The head of the Sochi Olympics asked the IOC on Sunday to help "stop this campaign and this speculation" related to the anti-gay law that has been overshadowing preparations for next year's Winter Games in Russia.
A senior IOC member, meanwhile, said sponsors are "afraid" of the fallout of possible demonstrations in Sochi.
"I think this could ruin a lot for all of us," marketing commission chairman Gerhard Heiberg said. "We have to be prepared."
IOC President Jacques Rogge said the Olympic body will remind athletes to refrain from any protests or political gestures during the Feb. 7-23 Sochi Games.
Sochi organizing chief Dmitry Chernyshenko was asked at the IOC general assembly about the possible impact of the legislation that bans gay "propaganda."
He said the Russian government had made clear the law would not affect the games, and he urged the IOC to convey the message to "those who are still trying to speculate on this very transparent and very clear topic."
"It's very important to have your support to stop this campaign and this speculation regarding this issue," Chernyshenko said.
Russia's law prohibiting promotion of "nontraditional" sexual relations has been denounced by activists and criticized by President Barack Obama. Activists have called for a boycott of the Sochi Games, although Obama and British Prime Minister David Cameron have ruled that out.
Chernyshenko reiterated that the law doesn't ban homosexuality in any way and "doesn't contradict any element of the Olympic Charter."
He noted that President Vladimir Putin has assured that the Russian constitution "guarantees the equality of rights and freedom for everybody" in the country, including guests, visitors, athletes, fans and the Olympic family.
"We are absolutely confident that there will be no conflicts in that regards," he said. "It will not stop [Sochi] 2014 from proudly upholding the Olympic values, I promise you."
Rogge said the IOC is satisfied with Russia's explanations of the law so far.
"The constitution of the Russian federations allows for homosexuality," he said. "And we have received strong reassurances that this law will not affect participants in the Sochi Games."
Chernyshenko cited comments by Putin in a recent interview with The Associated Press at his country residence outside Moscow. Putin sought to ease concerns the law would be used to punish athletes who display rainbow flags during the games, while insisting that gays are not discriminated against in his country.
"I assure you that I work with these people, I sometimes award them with state prizes or decorations for their achievements in various fields," Putin said.
The law, which Putin signed in July, makes it illegal to expose minors to information that portrays these relationships as normal or attractive. The law imposes hefty fines, while also subjecting foreign citizens to up to 15 days in prison.
Putin has no intention of allowing a gay pride parade during the Olympics. He recently signed a decree banning all demonstrations and rallies in Sochi throughout the Winter Games.
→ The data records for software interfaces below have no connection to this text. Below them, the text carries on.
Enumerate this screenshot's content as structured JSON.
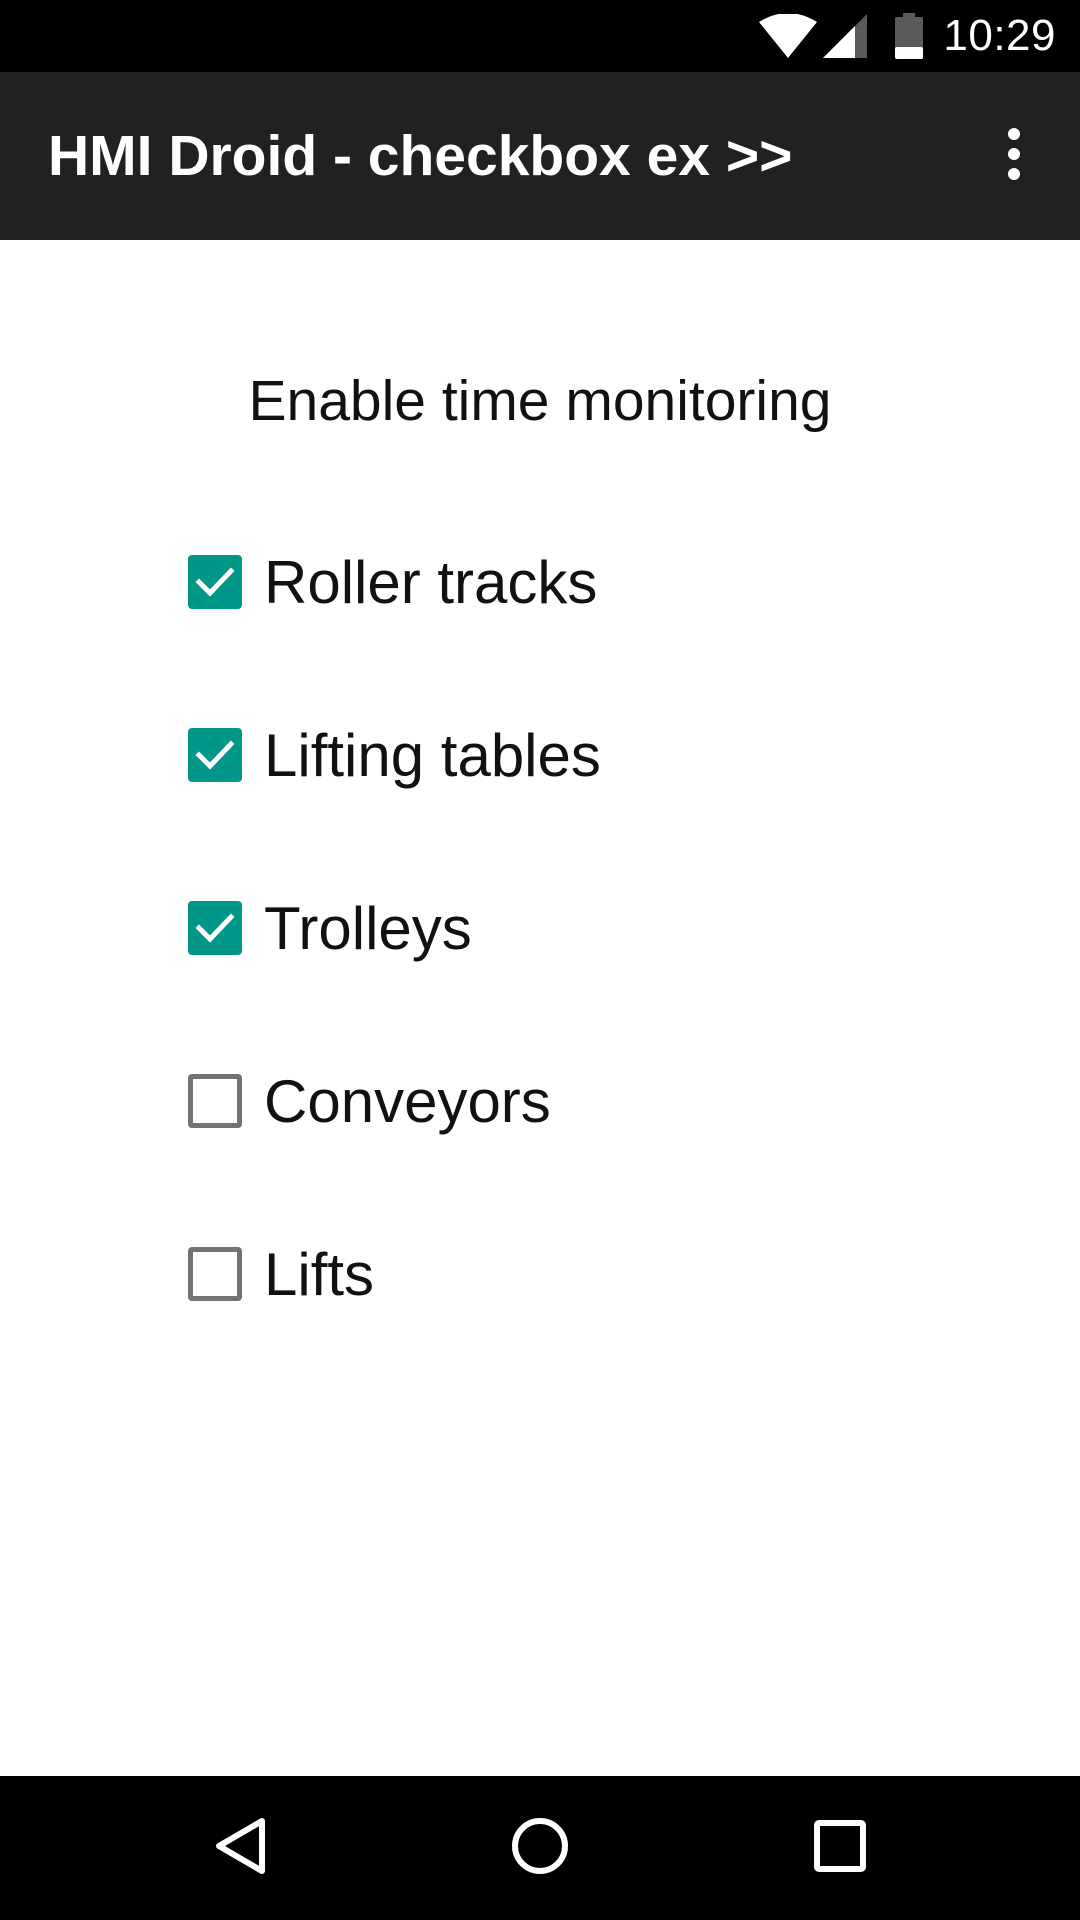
{
  "status_bar": {
    "time": "10:29",
    "icons": [
      "wifi-icon",
      "cell-signal-icon",
      "battery-icon"
    ]
  },
  "app_bar": {
    "title": "HMI Droid - checkbox ex >>",
    "overflow_icon": "more-vert-icon"
  },
  "main": {
    "heading": "Enable time monitoring",
    "checkboxes": [
      {
        "label": "Roller tracks",
        "checked": true
      },
      {
        "label": "Lifting tables",
        "checked": true
      },
      {
        "label": "Trolleys",
        "checked": true
      },
      {
        "label": "Conveyors",
        "checked": false
      },
      {
        "label": "Lifts",
        "checked": false
      }
    ]
  },
  "nav_bar": {
    "buttons": [
      "back-icon",
      "home-icon",
      "recents-icon"
    ]
  },
  "colors": {
    "checkbox_checked": "#009688",
    "checkbox_unchecked_border": "#737373",
    "app_bar": "#212121",
    "system_bars": "#000000"
  }
}
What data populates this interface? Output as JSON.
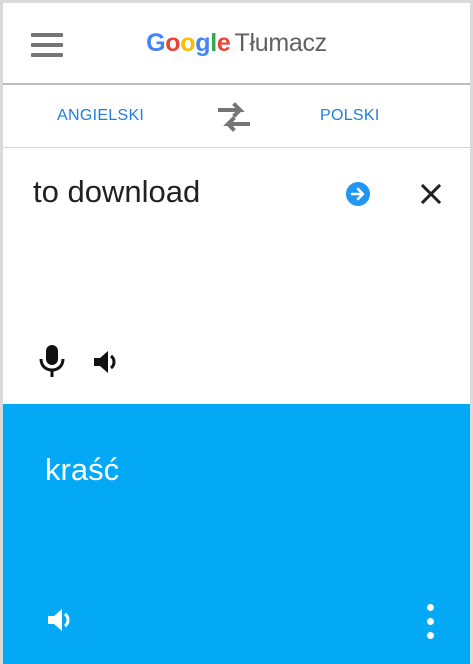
{
  "header": {
    "brand_letters": [
      "G",
      "o",
      "o",
      "g",
      "l",
      "e"
    ],
    "product": "Tłumacz",
    "menu_icon": "hamburger-menu-icon"
  },
  "languages": {
    "source": "ANGIELSKI",
    "target": "POLSKI",
    "swap_icon": "swap-arrows-icon"
  },
  "input": {
    "text": "to download",
    "go_icon": "arrow-right-circle-icon",
    "clear_icon": "close-icon",
    "mic_icon": "microphone-icon",
    "speak_icon": "speaker-icon"
  },
  "result": {
    "text": "kraść",
    "speak_icon": "speaker-icon",
    "more_icon": "more-vert-icon"
  },
  "colors": {
    "accent": "#1f7fe0",
    "result_background": "#03a9f4",
    "google_blue": "#4285f4",
    "google_red": "#ea4335",
    "google_yellow": "#fbbc05",
    "google_green": "#34a853"
  }
}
IOC spokesman Mark Adams said athletes are allowed to express themselves before the Olympics and outside the games' venues, or even in news conferences. But he said the IOC doesn't want the games themselves to be used as a platform for demonstrations.
Adams was not clear about whether athletes would be subjected to punishment if protesting outside the venues.
"It's obviously Russian law," he said. "What we have is from the deputy prime minister and more recently from the president, absolutely undertaking the law will not affect spectators, athletes or anyone else attending the games. Now, how that works in practice, that's something for the Russian authorities to work out."
Concerns among sponsors
Heiberg raised the issue of concerns among sponsors.
"Lately there has been a lot of discussion, especially in Western Europe and in the United States, and I'm being pushed by several of the sponsors asking what will happen with this new law in Russian in connection with the gay community," he said. "We are not to try to change anything over the laws in Russia. We will of course accept this as internal Russian decision. But what will the consequences be?"
Heiberg cited Rule 50 of the Olympic Charter, which says "no kind of demonstration or political, religious or racial propaganda is permitted in any Olympic sites, venues or other areas."
"We have to be prepared," he said. "We can see many ways this could happen. I heard a lot from the sponsors, especially the American sponsors, what they are afraid of could happen."
Rogge said athletes would soon be reminded about their responsibility to abide by the IOC regulations related to protests in the charter.
"Definitely this is important in terms of informing the athletes about the responsibility of Rule 50," Rogge said. "We are going to do this immediately after this session, the same way we have done it before the Beijing Games, to inform the athletes and the national Olympic committees of the rules of rule 50."
As Sochi officials made their presentation, a few dozen people protested against the gay law outside the Russian embassy in Buenos Aires. They draped security barriers with rainbow flags and held a banner which said "Homophobia Kills."